Computational and experimental methods play a major role in linguistic research at Berkeley, spanning a range of approaches and applications. For example, computational models are used to explore the relation of language and cognition, sociolinguistic dynamics, and linguistic phylogenetics, and computational methods are used to extract meaningful patterns from linguistic corpora. Experiments are used to test hypotheses across many different aspects of language, including phonetics, language processing, and language learning.

Sarah Bakst making palate molds
Sarah Bakst making palate molds in the PhonLab, 2015, to investigate variability in /r/ and /s/ production as a function of palate shape

Gahl et al. 2014, Figure 3
Susanne Gahl et al., "The 'Up' corpus: A corpus of speech samples across adulthood" (2014), Figure 3, "Formant values (F1 and F2) for vowels in monosyllabic content words in one talker"
 Figure 5
Emily Cibelli, Yang XuJoseph L. Austerweil, Thomas L. Griffiths, and Terry Regier, "The Sapir-Whorf hypothesis and probabilistic inference: Evidence from the domain of color", PLOS ONE (2016), Figure 5: "Bias in color reconstruction, and model fits"

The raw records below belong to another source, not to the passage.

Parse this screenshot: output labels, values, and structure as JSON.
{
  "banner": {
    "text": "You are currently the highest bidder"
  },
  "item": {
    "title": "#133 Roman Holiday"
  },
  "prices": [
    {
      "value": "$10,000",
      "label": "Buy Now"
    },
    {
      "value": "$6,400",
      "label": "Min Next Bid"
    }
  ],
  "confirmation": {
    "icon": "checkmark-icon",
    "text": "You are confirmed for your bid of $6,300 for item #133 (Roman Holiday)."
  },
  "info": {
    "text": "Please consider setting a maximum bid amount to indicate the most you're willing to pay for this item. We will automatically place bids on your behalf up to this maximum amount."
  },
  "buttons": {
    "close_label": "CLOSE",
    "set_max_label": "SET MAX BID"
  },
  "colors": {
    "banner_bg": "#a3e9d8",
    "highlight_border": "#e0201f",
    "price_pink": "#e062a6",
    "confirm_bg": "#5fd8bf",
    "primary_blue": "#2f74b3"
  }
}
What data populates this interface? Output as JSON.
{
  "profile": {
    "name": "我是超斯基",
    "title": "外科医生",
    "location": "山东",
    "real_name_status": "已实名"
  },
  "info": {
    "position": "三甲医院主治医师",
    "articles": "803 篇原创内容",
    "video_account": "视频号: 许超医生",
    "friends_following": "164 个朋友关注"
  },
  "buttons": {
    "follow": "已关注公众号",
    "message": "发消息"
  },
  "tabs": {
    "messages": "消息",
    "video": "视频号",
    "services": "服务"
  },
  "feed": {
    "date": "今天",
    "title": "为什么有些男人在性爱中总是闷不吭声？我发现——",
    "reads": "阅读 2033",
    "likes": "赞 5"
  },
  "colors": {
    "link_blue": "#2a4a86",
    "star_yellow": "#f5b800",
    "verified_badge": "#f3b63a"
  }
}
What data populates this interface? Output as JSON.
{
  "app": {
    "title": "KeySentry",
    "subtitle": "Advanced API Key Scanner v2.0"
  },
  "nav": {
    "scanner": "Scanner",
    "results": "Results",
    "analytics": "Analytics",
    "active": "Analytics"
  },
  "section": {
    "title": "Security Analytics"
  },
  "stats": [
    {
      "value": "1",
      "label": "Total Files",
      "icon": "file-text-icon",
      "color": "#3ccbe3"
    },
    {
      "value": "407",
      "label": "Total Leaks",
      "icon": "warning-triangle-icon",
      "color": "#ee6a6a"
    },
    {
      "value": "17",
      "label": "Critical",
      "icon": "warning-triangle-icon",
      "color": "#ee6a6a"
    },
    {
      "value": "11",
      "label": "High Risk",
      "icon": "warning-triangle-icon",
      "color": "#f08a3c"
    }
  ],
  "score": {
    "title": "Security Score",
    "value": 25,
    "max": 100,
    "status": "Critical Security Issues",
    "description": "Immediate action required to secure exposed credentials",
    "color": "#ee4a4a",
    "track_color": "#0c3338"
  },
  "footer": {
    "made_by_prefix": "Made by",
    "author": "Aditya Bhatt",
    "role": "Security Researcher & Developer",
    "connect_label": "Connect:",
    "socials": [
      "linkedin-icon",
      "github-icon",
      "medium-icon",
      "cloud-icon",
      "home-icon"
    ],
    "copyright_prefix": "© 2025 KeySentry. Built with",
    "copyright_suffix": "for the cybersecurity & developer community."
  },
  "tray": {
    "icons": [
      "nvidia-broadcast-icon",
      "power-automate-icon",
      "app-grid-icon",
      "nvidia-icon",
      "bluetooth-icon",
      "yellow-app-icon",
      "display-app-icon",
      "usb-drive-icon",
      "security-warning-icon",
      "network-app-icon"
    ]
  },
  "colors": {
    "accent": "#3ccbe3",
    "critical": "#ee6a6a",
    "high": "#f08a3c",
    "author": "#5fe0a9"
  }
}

Clem & MIchael, 2016
Emily Clem & Lev Michael, "Exploring typological diversity and its areal and genealogical basis in South America" (2016), "Principal Component 1: genetic signal"